The talking and discussing were, perhaps, the reason why they were unable to recognise that Jesus was present with them. It was through listening that they began to gain the perspective that would enable them to see that Jesus was present rather than absent. When they reach their destination they want to go on listening, they ask their unknown companion to stay with them and it is then, in the moment of the blessing, breaking and sharing of the bread that they recognise Jesus and recollect how they felt during the walk with him:
“Were not our hearts burning within us while he was talking to us on the road, while he was opening the scriptures to us?”
An experience of that “understanding of life backwards” of which Kierkegaard wrote. And so the story reminds us of the value, in dark times, of stilling our hearts, of listening and of engaging with scripture.
The Road to Emmaus was also, for Cleopas and his companion, the road back to normal life. They had been followers of Jesus. They had expected him to inaugurate a new order and to put everything right and those hopes had been dashed. They were returning to the jobs and routines that they had abandoned when they became disciples. They were seeking the comfort that normality can bring.
For us at the present, the road back to normality seems very inviting. If only it was possible to visit relatives who stay in care homes. If only we could get back to having friends round for a meal. If only I could hold that birthday celebration. If only we could go on holiday. If only the shops could re-open. If only the churches could re-open. It’s a natural and understandable instinct. In so many ways it is a good instinct, because (as we are painfully discovering) there is much in our normal lives which is good and fruitful. But the present crisis challenges us to think carefully about the normality to which we might return. It was not a normality that was safe, comfortable and just for everyone.

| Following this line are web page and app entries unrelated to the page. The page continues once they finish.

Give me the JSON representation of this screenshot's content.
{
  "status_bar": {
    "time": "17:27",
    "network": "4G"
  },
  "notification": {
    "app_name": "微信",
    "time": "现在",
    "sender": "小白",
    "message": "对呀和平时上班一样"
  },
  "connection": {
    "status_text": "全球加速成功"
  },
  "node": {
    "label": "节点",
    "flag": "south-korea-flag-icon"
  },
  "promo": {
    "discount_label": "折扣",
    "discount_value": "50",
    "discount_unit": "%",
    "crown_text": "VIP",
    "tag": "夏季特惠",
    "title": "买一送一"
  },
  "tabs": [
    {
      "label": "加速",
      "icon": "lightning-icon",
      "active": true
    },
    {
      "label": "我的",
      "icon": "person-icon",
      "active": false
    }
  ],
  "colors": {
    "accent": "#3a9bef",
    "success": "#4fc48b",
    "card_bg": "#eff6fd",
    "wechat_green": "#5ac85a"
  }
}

The rough sleepers of Edinburgh were not being housed in the relative luxury of the Old Waverley Hotel. Is the return to normality for them going to mean joining the queue for the limited shelter offered by Bethany, the Salvation Army and other charities or camping out in the waste ground by the former Murrayfield railway station? The care workers, many of them from abroad, who have risked and, in some cases, lost their lives looking after vulnerable people during the Pandemic were mostly earning the minimum wage, though their work is skilled and requires deep human resources of patience and love. Is a normality which values them so little one to which we should return? It was normal for a high proportion of flats in our city centre to be advertised on AirB&B for short lets at high rents rather than available to local people for a fair rent. Is that a defensible normality? Among the results of the lockdown have been cleaner air in our cities, cleaner rivers and a drastic reduction in car use and in air travel. Will a return to normal mean a return to dangerous levels of pollution and the imminent threat posed by global warming?
A return to normal was not to be the experience of Cleopas and his fellow traveller. They had thought that Emmaus was to be there destination, but it turned out to be a turning point. Recognising the Risen Christ led to them returning to Jerusalem and witnessing to the Resurrection. Their discipleship was renewed and, according to tradition, Cleopas went on to be one of the Seventy Apostles, one of the leaders of the early Church. That’s a reminder of our calling to pray that for us and for our leaders, the Pandemic may be, like the disciples’ journey to Emmaus, an eye-opening experience. Let us pray and work for a new normality, informed by the values of the Kingdom of Heaven.